Excerpts from an interface dataset:

***

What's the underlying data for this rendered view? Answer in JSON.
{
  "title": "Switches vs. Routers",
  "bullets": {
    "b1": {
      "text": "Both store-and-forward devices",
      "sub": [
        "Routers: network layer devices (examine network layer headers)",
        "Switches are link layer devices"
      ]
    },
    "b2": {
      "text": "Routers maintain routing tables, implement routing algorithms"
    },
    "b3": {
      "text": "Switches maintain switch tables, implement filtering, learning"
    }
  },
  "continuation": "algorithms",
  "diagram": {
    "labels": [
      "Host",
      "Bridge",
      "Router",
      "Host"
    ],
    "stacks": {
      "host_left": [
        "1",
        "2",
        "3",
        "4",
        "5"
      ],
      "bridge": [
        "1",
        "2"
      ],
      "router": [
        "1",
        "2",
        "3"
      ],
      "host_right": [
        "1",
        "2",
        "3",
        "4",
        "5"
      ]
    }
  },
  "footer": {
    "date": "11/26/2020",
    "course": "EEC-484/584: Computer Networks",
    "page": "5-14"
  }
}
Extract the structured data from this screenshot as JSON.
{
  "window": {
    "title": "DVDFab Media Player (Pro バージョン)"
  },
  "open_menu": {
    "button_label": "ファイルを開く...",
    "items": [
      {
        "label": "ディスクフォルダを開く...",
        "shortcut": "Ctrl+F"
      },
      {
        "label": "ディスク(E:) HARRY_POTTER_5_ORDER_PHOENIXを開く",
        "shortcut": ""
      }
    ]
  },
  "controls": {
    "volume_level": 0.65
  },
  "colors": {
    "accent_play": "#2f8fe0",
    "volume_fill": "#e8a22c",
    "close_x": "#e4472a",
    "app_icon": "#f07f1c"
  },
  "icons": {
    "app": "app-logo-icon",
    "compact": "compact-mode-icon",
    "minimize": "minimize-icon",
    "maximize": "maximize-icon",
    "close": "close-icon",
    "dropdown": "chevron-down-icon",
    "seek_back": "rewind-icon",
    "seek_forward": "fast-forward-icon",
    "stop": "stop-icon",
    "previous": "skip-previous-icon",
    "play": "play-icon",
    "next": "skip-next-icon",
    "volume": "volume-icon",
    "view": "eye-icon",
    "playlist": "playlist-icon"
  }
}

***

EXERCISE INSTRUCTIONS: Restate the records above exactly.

RESULT OF THIS TASK:
What's the underlying data for this rendered view? Answer in JSON.
{
  "title": "Switches vs. Routers",
  "bullets": {
    "b1": {
      "text": "Both store-and-forward devices",
      "sub": [
        "Routers: network layer devices (examine network layer headers)",
        "Switches are link layer devices"
      ]
    },
    "b2": {
      "text": "Routers maintain routing tables, implement routing algorithms"
    },
    "b3": {
      "text": "Switches maintain switch tables, implement filtering, learning"
    }
  },
  "continuation": "algorithms",
  "diagram": {
    "labels": [
      "Host",
      "Bridge",
      "Router",
      "Host"
    ],
    "stacks": {
      "host_left": [
        "1",
        "2",
        "3",
        "4",
        "5"
      ],
      "bridge": [
        "1",
        "2"
      ],
      "router": [
        "1",
        "2",
        "3"
      ],
      "host_right": [
        "1",
        "2",
        "3",
        "4",
        "5"
      ]
    }
  },
  "footer": {
    "date": "11/26/2020",
    "course": "EEC-484/584: Computer Networks",
    "page": "5-14"
  }
}
Extract the structured data from this screenshot as JSON.
{
  "window": {
    "title": "DVDFab Media Player (Pro バージョン)"
  },
  "open_menu": {
    "button_label": "ファイルを開く...",
    "items": [
      {
        "label": "ディスクフォルダを開く...",
        "shortcut": "Ctrl+F"
      },
      {
        "label": "ディスク(E:) HARRY_POTTER_5_ORDER_PHOENIXを開く",
        "shortcut": ""
      }
    ]
  },
  "controls": {
    "volume_level": 0.65
  },
  "colors": {
    "accent_play": "#2f8fe0",
    "volume_fill": "#e8a22c",
    "close_x": "#e4472a",
    "app_icon": "#f07f1c"
  },
  "icons": {
    "app": "app-logo-icon",
    "compact": "compact-mode-icon",
    "minimize": "minimize-icon",
    "maximize": "maximize-icon",
    "close": "close-icon",
    "dropdown": "chevron-down-icon",
    "seek_back": "rewind-icon",
    "seek_forward": "fast-forward-icon",
    "stop": "stop-icon",
    "previous": "skip-previous-icon",
    "play": "play-icon",
    "next": "skip-next-icon",
    "volume": "volume-icon",
    "view": "eye-icon",
    "playlist": "playlist-icon"
  }
}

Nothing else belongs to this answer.